What paper is made from.
Human skin: In the past, some books were bound in human skin, which is known as anthropodermic biblioprinting. Although this practice is now considered unethical, some 16th-19th century books bound in human skin are still in circulation.
Metal: Metal books are made by etching text into thin sheets of metal, usually copper or brass. Such books were popular in the early 20th century for advertising purposes, but can still be found today as decorative objects.
Ice: In 2005, an artist created a project called "The Ice Book" by making a book out of frozen water. The pages were made of ice and illuminated from the inside with LED lights.
Chocolate: Chocolate books are a popular gift and are made by cutting text and images into blocks of chocolate. The pages are then stapled together to make a book that can be eaten.
Glass: Glass books are made by etching text onto glass plates. Such books are often used for decorative purposes and can be backlit to create a unique display.
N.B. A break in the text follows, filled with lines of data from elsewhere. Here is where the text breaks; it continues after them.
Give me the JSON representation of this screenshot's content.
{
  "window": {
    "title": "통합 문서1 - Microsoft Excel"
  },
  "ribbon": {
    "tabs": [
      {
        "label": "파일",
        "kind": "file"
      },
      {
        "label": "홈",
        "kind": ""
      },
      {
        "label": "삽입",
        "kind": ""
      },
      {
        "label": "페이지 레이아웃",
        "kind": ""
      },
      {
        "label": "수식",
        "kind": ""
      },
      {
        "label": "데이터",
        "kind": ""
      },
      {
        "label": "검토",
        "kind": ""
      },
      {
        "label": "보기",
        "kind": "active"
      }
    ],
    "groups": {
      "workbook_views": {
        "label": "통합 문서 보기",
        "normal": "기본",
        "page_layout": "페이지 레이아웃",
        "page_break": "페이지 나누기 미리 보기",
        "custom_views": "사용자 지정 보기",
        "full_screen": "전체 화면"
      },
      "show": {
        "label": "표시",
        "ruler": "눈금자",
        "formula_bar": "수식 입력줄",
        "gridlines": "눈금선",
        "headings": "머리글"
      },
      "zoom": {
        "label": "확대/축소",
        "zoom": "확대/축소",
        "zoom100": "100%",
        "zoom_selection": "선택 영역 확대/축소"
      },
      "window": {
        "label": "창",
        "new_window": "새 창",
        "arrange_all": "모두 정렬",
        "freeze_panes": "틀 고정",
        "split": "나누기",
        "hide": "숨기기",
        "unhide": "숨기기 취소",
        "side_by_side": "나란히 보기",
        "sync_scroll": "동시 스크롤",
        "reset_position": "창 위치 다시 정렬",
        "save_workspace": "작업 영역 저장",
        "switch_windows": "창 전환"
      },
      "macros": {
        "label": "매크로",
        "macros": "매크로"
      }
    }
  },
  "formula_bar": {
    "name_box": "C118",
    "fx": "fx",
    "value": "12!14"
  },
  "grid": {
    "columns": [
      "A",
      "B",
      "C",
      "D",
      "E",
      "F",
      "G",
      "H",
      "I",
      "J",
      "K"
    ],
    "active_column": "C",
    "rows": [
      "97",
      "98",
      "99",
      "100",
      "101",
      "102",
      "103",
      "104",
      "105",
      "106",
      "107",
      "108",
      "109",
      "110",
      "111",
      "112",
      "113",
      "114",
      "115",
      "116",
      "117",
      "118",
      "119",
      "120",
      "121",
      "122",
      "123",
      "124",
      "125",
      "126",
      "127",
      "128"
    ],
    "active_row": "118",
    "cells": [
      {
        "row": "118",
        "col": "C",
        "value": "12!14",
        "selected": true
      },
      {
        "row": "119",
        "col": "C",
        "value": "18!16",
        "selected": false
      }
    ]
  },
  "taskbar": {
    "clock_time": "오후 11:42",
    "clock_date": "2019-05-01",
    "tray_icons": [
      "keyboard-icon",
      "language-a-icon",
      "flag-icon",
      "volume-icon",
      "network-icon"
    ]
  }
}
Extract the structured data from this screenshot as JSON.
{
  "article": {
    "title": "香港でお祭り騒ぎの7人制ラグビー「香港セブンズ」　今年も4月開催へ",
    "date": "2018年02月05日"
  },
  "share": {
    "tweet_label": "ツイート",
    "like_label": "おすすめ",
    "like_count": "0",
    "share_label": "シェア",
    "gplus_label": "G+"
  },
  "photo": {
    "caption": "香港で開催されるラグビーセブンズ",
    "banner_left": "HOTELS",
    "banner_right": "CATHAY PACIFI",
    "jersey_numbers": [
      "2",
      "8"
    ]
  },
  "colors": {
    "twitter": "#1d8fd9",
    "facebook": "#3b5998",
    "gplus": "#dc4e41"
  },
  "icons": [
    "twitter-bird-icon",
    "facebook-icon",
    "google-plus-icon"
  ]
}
Stone: Stone books have been found in various cultures throughout history. These books were usually made by carving text and images into stone tablets or slabs.
Wood: Wooden books were popular in the Middle Ages and were often used for religious texts. Pages were made of thin slats of wood that were covered with parchment or vellum.
Bamboo: Bamboo books were popular in China during the Tang Dynasty. Pages were made of thin strips of bamboo, which were held together by silk or leather.
Papyrus: Papyrus was used in ancient Egypt to make books. Pages were made from the core of the papyrus plant, which was flattened and woven to create a sturdy surface for writing.
Recycled materials: Today, many books are made from recycled materials such as paper, cardboard, and cloth. Such books are often created by independent publishers and are a way of reducing waste and promoting sustainable development.
Maria Grinevich, project manager, journalist, co-author of Guidebook Sacred Mountains of the Dnieper Region, Lecture Course: Cult Topography of the Middle Dnieper Region.